Fewer Armchair Epidemiologists, Greater Transparency Please

The COVID-19 pandemic hasn't been the only thing with an exponential growth curve. Numbers of armchair epidemiologists have also been on a steep rise. Social media provides a fertile ground for their rapidly increasing reckons. As those reckons get ever more alarmist, this has prompted calls to flatten the curve of armchair epidemiology. 

Like every good joke, there is some truth to it. The last thing we need right now are loud, uninformed reckons from commentators. As a country we need to stay calm and work together. The Government has done a pretty good job up until now, and deserves our support. If we can eradicate the disease, then the lockdown will definitely have been worth it. 

That doesn't mean these issues should be above debate. Nothing should ever be above debate. But that debate needs to be calm and considered, informed by expertise and the facts. 

The Government could be more transparent than they have been. They have been keeping their cards pretty close to their chest up until now. It is understandable why, they don't want to panic people. However, thanks to a mixture of the looming economic crisis and lockdown cabin fever, people are now getting panicked anyway. Especially those armchair epidemiologists. 

Today some health experts have called for a return to Level 2 after the lockdown. Note they aren't calling for the lockdown to end early, as some armchair epidemiologists have. Simply they are saying we should return to Level 2 rather than Level 3 after the lockdown.

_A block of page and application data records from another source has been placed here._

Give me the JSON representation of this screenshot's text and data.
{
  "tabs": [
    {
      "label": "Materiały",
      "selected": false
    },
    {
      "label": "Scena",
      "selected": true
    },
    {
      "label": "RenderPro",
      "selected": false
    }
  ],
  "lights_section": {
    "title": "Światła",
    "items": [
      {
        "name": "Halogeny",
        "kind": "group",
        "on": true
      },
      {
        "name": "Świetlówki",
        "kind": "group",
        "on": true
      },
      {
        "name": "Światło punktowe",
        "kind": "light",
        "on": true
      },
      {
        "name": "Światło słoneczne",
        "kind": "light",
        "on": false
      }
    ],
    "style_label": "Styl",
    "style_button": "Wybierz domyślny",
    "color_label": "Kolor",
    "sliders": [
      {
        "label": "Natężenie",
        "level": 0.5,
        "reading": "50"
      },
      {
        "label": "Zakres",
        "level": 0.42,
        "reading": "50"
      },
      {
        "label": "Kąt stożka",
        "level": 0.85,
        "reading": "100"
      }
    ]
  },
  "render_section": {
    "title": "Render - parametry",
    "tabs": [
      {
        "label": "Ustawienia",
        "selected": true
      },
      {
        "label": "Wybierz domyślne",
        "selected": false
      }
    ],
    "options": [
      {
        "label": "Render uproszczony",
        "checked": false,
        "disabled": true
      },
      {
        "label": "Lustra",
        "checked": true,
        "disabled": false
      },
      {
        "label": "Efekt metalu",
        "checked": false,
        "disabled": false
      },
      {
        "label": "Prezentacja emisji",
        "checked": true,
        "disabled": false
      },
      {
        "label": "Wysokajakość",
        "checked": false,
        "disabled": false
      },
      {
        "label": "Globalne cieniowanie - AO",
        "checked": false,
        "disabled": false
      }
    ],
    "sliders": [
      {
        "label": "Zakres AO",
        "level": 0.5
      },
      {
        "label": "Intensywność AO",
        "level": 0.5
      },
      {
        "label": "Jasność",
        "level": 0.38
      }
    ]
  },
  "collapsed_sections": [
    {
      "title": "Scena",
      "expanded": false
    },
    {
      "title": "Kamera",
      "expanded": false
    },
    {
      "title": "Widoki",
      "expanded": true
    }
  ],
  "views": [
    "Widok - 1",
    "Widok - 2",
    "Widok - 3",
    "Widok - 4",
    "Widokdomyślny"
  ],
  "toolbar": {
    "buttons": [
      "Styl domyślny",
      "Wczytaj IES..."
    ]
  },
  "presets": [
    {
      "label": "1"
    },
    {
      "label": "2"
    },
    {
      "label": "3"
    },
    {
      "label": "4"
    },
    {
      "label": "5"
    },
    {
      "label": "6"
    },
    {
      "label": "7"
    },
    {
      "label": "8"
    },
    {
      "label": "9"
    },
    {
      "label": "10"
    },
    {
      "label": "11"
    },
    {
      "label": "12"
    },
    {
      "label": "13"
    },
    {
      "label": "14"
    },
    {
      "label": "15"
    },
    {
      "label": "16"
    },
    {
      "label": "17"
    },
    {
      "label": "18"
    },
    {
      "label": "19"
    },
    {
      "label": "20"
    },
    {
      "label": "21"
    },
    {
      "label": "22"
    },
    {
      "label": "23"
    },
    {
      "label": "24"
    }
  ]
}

As long as our hospitals are not overloaded they are arguing that most people killed by COVID-19 already have severe medical conditions. Judging by the chops of the people involved, I'd say they are worried about the economic impact on the poorest in our society. These are not armchair epidemiologists, and their views should be taken seriously.

So where to from here?

In the final week of lockdown the Government needs to be a lot more transparent about the advice it is getting. Can we truly eradicate the disease, or will we need to stay alert to outbreaks? If experts are offering a range of views, what is the range? If outbreaks happen, how can we keep them contained without another lockdown? In other words how can we keep the economy ticking over? What can we learn from the approaches in Singapore, Taiwan and even Australia?